Image: Unsplash / Sebastian Unrau
Consumer demand for sustainability is at an all-time high and isn’t going anywhere anytime soon. A recent survey of American consumers by Boston Consulting Group found that 75 percent view sustainability as “important” or “very important” with more than one-third reporting they have at some point switched from their preferred brand to a more environmentally friendly alternative. And far from diminishing amid the pandemic, environmental concern is actually on the rise. Seventy percent of respondents are now more aware that our climate is affected by human activity than they were before the crisis began.

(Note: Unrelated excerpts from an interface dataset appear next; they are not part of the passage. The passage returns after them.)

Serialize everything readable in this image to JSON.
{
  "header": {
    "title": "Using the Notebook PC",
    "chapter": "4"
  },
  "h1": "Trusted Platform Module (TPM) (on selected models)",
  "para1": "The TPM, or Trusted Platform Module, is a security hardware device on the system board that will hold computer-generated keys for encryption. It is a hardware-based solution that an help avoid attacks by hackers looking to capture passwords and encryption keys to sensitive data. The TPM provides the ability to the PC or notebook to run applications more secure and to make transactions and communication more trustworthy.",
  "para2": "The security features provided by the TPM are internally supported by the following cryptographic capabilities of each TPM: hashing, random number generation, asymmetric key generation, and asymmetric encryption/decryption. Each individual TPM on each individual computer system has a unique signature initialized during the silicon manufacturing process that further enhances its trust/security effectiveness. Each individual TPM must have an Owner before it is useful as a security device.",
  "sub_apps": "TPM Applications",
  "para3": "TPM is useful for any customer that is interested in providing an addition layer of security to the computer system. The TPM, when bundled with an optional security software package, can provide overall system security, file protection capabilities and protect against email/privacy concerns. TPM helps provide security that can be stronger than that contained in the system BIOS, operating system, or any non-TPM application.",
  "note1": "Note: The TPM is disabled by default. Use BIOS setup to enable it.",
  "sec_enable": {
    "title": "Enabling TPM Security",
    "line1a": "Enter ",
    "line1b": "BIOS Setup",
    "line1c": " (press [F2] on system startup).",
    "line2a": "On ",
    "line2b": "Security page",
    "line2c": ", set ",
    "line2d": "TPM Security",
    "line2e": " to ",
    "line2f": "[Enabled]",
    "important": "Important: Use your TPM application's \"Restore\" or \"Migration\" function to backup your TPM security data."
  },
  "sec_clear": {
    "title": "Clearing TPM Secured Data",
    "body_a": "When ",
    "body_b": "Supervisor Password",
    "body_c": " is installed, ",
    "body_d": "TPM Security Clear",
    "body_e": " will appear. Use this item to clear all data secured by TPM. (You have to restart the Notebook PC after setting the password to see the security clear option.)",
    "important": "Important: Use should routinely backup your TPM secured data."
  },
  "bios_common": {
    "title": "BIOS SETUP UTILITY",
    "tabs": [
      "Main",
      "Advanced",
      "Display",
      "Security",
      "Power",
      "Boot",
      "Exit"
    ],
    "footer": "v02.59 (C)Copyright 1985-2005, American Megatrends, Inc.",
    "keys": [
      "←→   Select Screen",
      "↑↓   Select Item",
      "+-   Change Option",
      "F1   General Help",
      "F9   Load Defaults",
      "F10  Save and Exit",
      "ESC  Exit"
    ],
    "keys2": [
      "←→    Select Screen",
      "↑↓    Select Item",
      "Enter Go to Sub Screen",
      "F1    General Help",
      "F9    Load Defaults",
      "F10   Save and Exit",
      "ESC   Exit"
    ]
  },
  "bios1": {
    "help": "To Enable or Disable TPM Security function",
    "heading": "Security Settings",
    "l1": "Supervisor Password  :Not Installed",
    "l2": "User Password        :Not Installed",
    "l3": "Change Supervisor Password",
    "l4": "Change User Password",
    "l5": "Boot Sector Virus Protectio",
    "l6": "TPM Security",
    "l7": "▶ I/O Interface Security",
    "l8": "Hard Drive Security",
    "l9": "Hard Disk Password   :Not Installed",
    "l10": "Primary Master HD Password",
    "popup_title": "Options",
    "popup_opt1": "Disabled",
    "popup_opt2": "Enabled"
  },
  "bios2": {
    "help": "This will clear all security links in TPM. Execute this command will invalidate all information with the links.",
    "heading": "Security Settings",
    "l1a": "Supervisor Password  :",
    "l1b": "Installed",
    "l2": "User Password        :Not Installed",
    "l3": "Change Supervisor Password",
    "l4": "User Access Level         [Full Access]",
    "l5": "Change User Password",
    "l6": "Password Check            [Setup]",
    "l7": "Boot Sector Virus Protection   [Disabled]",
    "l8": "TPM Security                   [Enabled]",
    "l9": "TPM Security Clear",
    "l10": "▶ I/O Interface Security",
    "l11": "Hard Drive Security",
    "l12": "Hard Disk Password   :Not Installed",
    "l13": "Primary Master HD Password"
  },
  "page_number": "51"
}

But if shoppers are increasingly cognisant of the ecological costs of their purchases, rising to the challenge is easier said than done for the brands targeting them.
Despite growing consumer demand for sustainable goods, it’s not always clear what consumers are actually demanding. Sustainability remains a nebulous concept that means different things to different people and continues to shift as a priority over time. Many consumers struggle to identify what makes a brand or product sustainable to begin with. Some are unwilling to pay a higher price.

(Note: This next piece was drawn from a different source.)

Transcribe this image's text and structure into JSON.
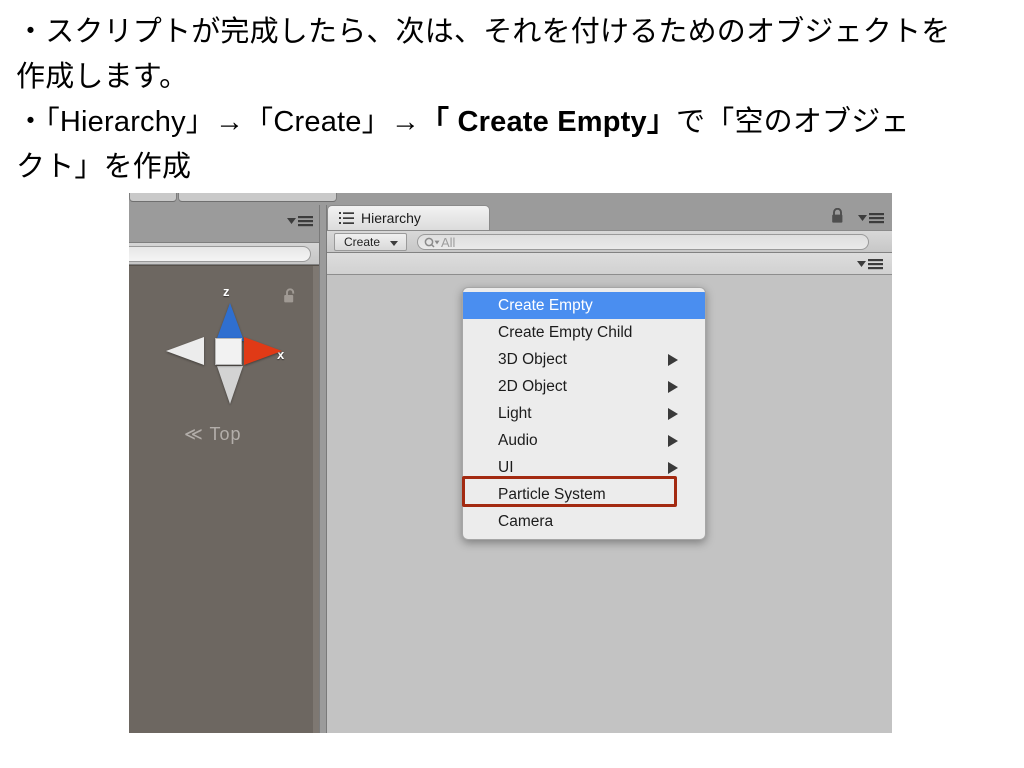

"Sustainability matters to consumers, but not at a premium."
Fashion companies have their work cut out for them. They must address an increasing (albeit uneven) demand for sustainability, while also delivering products their customers want to buy. In order to be successful, brands will have to better understand what matters most to consumers, and just as importantly, empower and incentivise them to shop sustainably.
What Is Sustainability Anyway?
This is a seemingly simple but rather complex question whose answer lies in the eyes of the consumer, whose own interpretation might differ from her peers and will likely evolve over time.
Mounting fears of global warming — and, more recently, the pandemic — are contributing to the growing demand for sustainable products. For example, the past few years have brought an increased public interest in water conservation and climate impact. These concerns now receive as much attention as recycling and waste reduction, long-time hallmarks in the broader conversation on safeguarding the environment.
And though consumers worldwide most commonly define sustainability in terms of materials usage and production processes, from there, the disparity in their views is striking. Definitions vary across product categories and market segments, particularly by age and nationality.
Read the full article HERE